An arched tunnel separates these two houses designed by Japanese firm Naf Architect & Design to host three generations of one family near Tokyo. The house on the left is a one-story building (A) for a woman living alone, and on the right is a two-story building (B) for a couple + child household.
The building A and B are built where the main residence was dismantled, and the slope in between was extended from Japanese garden to make a path between the south and north sides of the premises. As cars are the principal means of transportation, the slope in between building A and B serves as a driveway for daily convenience.
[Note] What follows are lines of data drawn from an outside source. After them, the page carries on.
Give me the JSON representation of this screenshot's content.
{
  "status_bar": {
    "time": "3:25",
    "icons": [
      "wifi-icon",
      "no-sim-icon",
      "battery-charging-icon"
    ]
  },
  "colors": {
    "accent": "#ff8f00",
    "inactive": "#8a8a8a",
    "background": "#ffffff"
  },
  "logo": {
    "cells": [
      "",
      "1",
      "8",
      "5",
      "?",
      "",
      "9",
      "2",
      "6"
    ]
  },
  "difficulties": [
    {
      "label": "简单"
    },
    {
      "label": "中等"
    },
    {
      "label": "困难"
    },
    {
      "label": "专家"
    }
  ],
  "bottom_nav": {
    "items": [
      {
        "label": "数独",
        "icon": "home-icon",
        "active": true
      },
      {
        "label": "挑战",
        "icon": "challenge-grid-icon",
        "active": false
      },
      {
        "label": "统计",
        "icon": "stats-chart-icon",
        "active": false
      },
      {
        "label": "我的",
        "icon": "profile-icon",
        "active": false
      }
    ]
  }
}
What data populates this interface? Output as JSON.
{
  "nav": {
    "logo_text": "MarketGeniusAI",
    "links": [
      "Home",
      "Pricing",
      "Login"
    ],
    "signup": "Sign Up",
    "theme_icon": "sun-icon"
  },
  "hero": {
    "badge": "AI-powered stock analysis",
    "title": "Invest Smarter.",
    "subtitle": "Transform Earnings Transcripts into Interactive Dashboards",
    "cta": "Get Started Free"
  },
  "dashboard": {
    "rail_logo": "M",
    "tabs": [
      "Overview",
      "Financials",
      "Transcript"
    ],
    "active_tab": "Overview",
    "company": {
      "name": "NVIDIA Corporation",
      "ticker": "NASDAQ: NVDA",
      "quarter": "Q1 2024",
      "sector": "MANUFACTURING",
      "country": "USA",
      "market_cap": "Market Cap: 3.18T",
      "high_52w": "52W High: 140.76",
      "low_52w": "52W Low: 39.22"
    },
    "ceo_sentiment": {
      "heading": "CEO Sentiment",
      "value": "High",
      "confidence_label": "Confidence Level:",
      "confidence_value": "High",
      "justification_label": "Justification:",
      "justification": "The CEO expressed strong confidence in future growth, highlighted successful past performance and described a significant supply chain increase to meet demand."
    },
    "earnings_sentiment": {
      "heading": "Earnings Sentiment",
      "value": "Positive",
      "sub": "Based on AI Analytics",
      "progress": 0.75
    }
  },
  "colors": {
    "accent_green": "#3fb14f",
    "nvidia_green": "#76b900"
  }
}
Former national route has heavy traffic, thus building A and B do not have windows on the north. Windows facing the neighbors on the east and west sides are small and minimized, whereas the windows facing the garden are large. Both building A and B have courtyard and skylight with slanted ceiling and curved walls to give varied interior scenes.
The courtyard has the largest daylight windows to provide light through transom windows and slanted ceiling. Daylight from skylight is reflected on ceramic tiles on the curved walls to give different effects by the time and weather; when sunny, it is sharp, when cloudy, it is soft, and in the morning and evening, pale violet blue light spreads inside.
The edges of curved exterior walls stretching from both sides of the slope are slightly apart, not making building A and B a two-family home from legal perspective. However, these buildings, while they are independent, stand face to face and side by side to share everyday life and space.
all images © TOSHIYUKI YANO